The current exhibition by the Istituto Italiano di Cultura, Tokyo shows new works by Chia painted primarily in the last year. The monumentality, aggression and intensity of Chia’s work in the ‘70s and ‘80s transitioned in the ‘90s toward a soft-cubism reminiscent of Picasso. The ‘90s works held more toward hard outlines and dense coloring, while recent works of the ‘00s have moved toward a round softness not unlike Chagall. This calm, if not subdued, style beginning of late seems less personal, less legendary and more focused on the somewhat bland everyday. With rich primary colors and a more mature yet still overt masculinity, these latest works are figure studies with reoccurring themes for Chia of angel wings, Romanesque faces and Christ figures. New touches are an interest in the full female and a nice smattering of sometimes lethal phalluses. While in Chia’s ‘80s works one sees domination of the muscular male on the canvas, to the exclusion of the female. This new collection shows a renewed interest in women, albeit at times borderline misogynistic: among the variety of poses some ambiguously resemble a disinterested strangulation or beating.

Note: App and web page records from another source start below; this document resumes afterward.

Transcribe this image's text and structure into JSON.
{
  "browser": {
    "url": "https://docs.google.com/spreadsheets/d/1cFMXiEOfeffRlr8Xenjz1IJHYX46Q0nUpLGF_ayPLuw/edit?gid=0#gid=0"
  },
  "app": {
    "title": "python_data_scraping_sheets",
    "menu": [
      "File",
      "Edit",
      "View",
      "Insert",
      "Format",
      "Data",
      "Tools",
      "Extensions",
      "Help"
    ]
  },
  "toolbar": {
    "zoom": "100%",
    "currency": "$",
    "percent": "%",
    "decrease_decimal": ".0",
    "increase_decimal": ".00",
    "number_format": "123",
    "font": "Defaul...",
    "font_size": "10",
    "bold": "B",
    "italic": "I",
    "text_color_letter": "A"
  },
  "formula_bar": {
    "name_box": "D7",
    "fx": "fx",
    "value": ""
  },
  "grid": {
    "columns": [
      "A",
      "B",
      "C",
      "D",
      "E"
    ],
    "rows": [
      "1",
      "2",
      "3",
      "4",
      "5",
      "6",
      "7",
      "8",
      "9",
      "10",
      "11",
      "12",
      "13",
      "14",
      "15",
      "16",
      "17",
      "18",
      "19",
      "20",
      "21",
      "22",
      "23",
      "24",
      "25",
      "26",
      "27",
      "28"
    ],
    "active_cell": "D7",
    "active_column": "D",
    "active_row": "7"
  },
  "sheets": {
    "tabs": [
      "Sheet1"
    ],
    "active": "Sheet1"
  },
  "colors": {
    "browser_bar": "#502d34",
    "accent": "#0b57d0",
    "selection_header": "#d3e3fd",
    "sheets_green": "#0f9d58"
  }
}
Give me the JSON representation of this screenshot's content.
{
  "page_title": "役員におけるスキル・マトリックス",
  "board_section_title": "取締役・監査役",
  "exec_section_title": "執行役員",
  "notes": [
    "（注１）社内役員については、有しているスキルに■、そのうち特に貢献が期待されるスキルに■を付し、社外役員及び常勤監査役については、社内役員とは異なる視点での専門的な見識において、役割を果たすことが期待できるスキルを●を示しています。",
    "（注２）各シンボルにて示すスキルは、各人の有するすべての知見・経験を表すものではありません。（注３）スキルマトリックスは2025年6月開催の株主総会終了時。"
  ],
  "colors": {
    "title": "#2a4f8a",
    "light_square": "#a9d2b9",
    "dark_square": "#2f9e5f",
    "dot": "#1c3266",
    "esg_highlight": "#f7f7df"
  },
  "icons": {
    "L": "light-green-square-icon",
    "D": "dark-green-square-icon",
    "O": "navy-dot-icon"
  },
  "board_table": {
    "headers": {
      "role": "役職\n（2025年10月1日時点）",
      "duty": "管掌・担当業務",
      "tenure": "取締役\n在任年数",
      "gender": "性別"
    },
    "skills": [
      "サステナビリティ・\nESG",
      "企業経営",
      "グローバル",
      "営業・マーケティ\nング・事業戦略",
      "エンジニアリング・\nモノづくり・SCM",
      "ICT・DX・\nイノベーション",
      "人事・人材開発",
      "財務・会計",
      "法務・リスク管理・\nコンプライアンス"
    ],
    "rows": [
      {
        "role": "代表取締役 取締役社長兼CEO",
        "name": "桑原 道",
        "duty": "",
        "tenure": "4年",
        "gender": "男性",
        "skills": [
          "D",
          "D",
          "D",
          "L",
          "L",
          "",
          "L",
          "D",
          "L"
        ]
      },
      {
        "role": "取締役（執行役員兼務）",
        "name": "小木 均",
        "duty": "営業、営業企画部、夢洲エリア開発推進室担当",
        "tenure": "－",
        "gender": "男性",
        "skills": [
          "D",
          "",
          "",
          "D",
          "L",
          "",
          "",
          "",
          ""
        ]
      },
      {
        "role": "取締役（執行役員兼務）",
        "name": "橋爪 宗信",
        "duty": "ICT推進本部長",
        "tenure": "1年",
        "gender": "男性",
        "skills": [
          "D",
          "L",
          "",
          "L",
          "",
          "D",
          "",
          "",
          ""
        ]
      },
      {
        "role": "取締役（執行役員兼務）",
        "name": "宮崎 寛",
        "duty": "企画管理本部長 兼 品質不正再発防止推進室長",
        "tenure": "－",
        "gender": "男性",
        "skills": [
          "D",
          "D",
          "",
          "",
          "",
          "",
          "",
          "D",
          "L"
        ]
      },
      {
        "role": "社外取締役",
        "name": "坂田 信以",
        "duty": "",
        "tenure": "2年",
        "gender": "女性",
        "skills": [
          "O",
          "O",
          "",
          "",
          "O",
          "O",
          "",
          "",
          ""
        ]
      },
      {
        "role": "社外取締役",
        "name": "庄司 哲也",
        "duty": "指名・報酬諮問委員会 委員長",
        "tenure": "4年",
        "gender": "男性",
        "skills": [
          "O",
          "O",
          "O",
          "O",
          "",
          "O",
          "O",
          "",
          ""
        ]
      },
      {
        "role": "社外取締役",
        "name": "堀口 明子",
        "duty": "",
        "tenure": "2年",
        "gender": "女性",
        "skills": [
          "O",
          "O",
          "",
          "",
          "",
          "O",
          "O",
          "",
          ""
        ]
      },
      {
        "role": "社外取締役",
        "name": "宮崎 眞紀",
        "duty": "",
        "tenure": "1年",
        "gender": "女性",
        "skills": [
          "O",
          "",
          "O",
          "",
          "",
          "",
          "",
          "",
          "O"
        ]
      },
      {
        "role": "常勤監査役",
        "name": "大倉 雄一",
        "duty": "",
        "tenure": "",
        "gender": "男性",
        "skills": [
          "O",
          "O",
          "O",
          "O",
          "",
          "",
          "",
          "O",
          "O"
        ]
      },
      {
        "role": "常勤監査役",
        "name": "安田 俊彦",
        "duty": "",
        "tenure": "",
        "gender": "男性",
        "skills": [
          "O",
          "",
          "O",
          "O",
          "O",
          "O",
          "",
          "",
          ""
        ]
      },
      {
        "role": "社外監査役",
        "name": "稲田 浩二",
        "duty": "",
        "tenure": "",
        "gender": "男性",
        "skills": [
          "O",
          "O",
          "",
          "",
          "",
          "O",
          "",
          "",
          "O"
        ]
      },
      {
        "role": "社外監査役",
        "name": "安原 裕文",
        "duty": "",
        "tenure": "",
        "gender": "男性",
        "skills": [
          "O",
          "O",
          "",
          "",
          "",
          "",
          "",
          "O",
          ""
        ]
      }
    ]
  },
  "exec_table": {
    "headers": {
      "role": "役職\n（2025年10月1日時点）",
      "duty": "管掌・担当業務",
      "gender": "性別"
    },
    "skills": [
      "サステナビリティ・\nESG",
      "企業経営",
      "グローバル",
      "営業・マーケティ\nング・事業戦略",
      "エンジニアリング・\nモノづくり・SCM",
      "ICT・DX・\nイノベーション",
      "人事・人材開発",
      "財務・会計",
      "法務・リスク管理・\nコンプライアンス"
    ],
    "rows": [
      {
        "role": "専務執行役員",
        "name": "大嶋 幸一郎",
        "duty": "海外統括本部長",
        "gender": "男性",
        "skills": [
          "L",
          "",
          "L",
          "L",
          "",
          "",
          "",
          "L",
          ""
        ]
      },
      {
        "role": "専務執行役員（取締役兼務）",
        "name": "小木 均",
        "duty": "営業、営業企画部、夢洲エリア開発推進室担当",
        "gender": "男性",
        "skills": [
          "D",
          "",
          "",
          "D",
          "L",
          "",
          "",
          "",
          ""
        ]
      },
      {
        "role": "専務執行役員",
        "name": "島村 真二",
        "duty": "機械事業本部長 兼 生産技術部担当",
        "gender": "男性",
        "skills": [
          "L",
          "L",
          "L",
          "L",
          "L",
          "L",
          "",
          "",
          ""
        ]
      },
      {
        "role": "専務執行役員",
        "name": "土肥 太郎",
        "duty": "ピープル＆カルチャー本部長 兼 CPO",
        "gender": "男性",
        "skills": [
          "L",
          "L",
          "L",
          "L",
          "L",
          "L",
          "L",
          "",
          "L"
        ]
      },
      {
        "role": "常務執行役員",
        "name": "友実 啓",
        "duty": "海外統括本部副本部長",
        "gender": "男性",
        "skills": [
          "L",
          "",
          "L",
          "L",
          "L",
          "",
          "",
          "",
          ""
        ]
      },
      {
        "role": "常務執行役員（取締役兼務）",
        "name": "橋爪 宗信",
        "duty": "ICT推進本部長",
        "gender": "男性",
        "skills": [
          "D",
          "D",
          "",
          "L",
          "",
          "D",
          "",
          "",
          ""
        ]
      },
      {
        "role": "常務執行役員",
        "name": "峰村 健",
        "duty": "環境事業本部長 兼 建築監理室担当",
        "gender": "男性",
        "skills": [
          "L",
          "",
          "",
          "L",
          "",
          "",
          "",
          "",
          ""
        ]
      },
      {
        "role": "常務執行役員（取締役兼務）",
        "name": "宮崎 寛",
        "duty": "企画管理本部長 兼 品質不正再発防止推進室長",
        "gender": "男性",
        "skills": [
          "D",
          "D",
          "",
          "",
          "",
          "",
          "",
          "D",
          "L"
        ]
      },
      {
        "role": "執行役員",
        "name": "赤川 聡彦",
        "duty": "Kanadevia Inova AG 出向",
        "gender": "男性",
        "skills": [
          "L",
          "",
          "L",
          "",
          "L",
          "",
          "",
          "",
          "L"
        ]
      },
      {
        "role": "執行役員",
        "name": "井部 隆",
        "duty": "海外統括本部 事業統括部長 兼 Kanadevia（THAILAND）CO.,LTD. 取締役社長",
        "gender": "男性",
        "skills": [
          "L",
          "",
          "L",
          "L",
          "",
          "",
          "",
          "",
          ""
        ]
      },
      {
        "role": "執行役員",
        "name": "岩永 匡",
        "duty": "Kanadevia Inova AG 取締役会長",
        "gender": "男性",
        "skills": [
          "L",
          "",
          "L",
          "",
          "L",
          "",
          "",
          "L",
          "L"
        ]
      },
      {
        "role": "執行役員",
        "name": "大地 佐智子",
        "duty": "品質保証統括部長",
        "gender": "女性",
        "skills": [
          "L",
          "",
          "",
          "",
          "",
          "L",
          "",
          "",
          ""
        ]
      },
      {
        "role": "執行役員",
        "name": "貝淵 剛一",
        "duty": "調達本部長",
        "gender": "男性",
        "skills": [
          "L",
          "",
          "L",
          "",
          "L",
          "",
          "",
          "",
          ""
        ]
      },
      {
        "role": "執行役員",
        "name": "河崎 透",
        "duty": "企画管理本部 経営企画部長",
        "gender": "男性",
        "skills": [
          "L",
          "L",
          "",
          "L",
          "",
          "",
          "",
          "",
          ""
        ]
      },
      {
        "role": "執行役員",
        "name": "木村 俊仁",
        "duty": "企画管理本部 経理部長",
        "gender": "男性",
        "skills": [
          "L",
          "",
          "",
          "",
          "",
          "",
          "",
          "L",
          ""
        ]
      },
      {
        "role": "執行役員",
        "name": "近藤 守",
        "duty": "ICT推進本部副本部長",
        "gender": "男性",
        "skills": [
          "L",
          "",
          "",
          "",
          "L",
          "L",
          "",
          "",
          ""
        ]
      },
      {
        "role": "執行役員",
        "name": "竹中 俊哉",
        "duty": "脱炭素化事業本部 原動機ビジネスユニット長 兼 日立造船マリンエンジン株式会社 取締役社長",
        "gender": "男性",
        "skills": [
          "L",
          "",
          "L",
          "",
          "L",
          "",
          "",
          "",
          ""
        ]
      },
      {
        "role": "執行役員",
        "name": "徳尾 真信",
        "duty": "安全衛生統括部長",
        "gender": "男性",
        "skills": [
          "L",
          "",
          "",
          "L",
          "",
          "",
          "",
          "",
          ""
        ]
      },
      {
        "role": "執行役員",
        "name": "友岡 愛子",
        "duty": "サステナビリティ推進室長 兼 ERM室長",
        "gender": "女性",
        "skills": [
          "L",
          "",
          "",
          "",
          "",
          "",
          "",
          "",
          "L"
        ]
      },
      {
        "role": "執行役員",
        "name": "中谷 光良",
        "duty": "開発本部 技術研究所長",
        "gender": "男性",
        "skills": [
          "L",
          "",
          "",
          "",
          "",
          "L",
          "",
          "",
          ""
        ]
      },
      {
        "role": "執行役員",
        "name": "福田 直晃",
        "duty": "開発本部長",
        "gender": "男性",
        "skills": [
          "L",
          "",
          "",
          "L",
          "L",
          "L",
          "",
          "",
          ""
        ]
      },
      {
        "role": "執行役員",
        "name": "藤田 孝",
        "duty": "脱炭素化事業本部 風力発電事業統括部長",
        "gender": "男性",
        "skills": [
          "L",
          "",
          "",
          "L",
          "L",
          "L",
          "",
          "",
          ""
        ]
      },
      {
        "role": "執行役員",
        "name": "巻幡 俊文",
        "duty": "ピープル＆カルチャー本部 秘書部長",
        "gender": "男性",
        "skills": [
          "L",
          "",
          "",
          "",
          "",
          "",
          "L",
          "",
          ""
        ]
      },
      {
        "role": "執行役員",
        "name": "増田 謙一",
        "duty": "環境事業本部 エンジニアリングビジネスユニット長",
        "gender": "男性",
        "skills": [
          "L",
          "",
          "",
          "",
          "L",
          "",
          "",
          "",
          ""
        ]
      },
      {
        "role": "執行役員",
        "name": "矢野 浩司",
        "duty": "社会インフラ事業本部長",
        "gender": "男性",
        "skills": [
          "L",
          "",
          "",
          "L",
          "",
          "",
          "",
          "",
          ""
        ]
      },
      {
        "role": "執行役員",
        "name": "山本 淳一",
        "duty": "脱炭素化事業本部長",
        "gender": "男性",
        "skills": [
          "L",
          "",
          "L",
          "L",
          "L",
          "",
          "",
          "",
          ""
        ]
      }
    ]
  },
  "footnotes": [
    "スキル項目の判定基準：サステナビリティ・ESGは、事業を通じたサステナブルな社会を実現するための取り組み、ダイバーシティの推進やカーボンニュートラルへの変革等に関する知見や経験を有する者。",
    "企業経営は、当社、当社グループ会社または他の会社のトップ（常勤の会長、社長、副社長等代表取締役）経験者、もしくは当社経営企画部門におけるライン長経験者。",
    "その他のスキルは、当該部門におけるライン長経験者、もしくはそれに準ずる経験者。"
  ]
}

Upon viewing Chia’s work the immediate sense is of Classicism and Romanticism, a claim Chia himself is likely to support. This reviewer sees his work as two-fold: to learn and support great modes of art history (while not limited to the linear progression defined by modern art’s need for experimentation), while emphasizing a need to “metabolize” those modes through interpretation. Chia, who maintains studios in Italy and the US, is a tireless worker who spends almost every day in studio. Surprisingly, he does not paint models or outdoors, preferring a studio filled with drawing and paintings spanning art history. Chia draws from a mélange of images, things printed from the Internet and magazines next to the old masters, fold drawings and twentieth century art. This practice of metabolizing the mountain of images around him allows Chia to create his own imaginary artistic world that is “rooted in the profoundly personal subjectivity of the ‘immaginario’”.1
Where will this ‘metabolization’ of images take Chia? One wonders if the return to classicism as a rebuke to conceptual art’s “progress for progress’s sake” remains more than conservativeness or is actually able to maintain an active relationship through the “depolitization” of the canvas thirty years later. Isn’t the Transavantgarde’s gesture to “go beyond” simply emblematic of a postmodernizing trend of art in the 80s: to discard art of social politics for an unavoidable acceptance of late-capitalism? In seeking to surpass the conceptual avant-garde, Chia’s work remixes images at will (simulacra), while apolitically affirming subjectivity and individuality all in a fairly lucrative and stable mode. We can take pleasure in the self-exploration taking place through these works while also acknowledging their status as the harbinger of Art as an socially uncritical commodity. As his son stated, Chia “quotes the greats from history, makes a lot of money. ”2
Kenneth Masaki Shima
Kenneth Masaki Shima